With the Sri Lankan army's decisive victory over the LTTE in 2009, the issue was expected to fade away in the state. However, the stories which have trickled in about human rights violations by the army, especially during the last phase of the war, such as the killing of civilians, eliminating Prabhakaran, his family and his soldiers, even when they wanted to surrender, and the continuing intimidation and detaining of Tamils have stoked the emotional fires.

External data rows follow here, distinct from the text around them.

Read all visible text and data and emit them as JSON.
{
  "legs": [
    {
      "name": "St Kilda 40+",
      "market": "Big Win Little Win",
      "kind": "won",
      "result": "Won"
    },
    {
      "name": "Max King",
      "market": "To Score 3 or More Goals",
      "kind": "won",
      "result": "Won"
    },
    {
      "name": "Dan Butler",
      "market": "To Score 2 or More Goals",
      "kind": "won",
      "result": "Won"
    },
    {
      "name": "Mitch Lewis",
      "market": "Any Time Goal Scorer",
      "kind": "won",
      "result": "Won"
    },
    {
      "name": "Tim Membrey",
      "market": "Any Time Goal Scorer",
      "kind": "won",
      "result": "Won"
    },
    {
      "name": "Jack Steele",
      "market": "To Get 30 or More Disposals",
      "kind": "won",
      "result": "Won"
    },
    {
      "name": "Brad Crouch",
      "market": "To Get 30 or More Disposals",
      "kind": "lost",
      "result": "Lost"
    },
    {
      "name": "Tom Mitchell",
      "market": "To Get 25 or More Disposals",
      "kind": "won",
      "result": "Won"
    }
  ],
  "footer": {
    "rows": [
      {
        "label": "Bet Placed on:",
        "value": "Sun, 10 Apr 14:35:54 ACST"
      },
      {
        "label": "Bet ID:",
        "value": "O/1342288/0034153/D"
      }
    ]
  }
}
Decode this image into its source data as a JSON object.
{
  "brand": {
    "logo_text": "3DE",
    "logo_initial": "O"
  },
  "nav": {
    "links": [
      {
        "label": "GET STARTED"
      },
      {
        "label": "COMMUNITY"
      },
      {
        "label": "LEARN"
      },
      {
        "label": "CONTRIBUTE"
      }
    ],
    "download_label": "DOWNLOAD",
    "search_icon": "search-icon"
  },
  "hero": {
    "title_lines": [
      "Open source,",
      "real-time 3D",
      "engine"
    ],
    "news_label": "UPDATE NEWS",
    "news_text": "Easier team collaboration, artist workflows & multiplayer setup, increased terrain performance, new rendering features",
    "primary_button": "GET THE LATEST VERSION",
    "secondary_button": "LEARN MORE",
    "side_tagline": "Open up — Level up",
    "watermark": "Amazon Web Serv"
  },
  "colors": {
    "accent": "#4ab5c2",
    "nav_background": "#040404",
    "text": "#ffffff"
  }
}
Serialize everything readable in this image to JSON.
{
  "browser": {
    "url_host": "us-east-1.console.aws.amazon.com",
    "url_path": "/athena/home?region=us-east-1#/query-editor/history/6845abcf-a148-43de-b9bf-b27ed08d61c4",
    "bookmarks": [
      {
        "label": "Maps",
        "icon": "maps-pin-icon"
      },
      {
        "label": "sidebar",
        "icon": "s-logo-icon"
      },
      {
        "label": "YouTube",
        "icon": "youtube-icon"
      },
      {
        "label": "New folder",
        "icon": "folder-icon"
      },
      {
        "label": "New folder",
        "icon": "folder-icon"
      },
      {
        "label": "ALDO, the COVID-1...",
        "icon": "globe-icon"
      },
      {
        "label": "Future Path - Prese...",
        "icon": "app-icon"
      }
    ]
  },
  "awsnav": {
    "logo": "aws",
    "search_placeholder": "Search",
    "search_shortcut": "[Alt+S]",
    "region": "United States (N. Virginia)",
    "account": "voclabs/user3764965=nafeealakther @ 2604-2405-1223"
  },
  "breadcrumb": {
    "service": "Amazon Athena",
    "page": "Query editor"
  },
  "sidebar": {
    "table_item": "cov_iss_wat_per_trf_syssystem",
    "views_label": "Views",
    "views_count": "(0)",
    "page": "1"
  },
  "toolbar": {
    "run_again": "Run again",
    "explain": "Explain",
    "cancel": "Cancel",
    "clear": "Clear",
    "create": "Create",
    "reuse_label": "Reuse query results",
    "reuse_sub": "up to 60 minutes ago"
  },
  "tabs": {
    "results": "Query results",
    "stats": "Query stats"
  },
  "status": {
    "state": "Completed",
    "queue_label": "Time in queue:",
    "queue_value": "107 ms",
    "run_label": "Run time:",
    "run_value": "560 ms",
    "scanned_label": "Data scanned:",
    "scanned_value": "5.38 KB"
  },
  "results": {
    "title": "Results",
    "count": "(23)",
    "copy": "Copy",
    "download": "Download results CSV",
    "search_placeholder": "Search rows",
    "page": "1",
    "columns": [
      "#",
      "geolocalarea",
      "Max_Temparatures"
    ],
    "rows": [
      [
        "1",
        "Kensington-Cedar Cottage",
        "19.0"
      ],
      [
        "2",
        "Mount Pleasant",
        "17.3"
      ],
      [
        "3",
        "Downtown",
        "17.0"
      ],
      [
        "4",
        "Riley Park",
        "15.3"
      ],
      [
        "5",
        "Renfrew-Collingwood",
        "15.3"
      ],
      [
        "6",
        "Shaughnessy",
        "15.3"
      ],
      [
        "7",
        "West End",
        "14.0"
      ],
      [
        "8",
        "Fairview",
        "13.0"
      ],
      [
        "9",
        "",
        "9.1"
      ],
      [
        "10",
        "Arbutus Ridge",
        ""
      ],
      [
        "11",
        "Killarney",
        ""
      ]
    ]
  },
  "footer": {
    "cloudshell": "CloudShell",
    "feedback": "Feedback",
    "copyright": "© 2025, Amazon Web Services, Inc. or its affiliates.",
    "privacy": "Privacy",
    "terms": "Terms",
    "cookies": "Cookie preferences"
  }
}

The need to do something to help Sri Lankan Tamils has gained momentum in the last two-to-three months. The DMK has revived the TESO ( Tamil Eelam Supporters Organisation), which it floated way back in 1983, although a separate state for Tamils is no longer an option. The publication of Prabhakaran's 12-year-old son's bullet-ridden picture and no clear-cut denial from the Sri Lankan government that it was behind the assassination has upped the ante considerably. It has now reached a crescendo with all Tamil Nadu parties, including the Congress, demanding that India back the US in bringing out a resolution against Sri Lanka asking it to categorically implement the recommendations of its own Lessons Learnt and Reconciliation Committee (LLRC). Sri Lanka has not bothered to do so despite India and other countries voting in favour of a resolution censuring the island's government last year in Geneva at the UN Human Rights Council.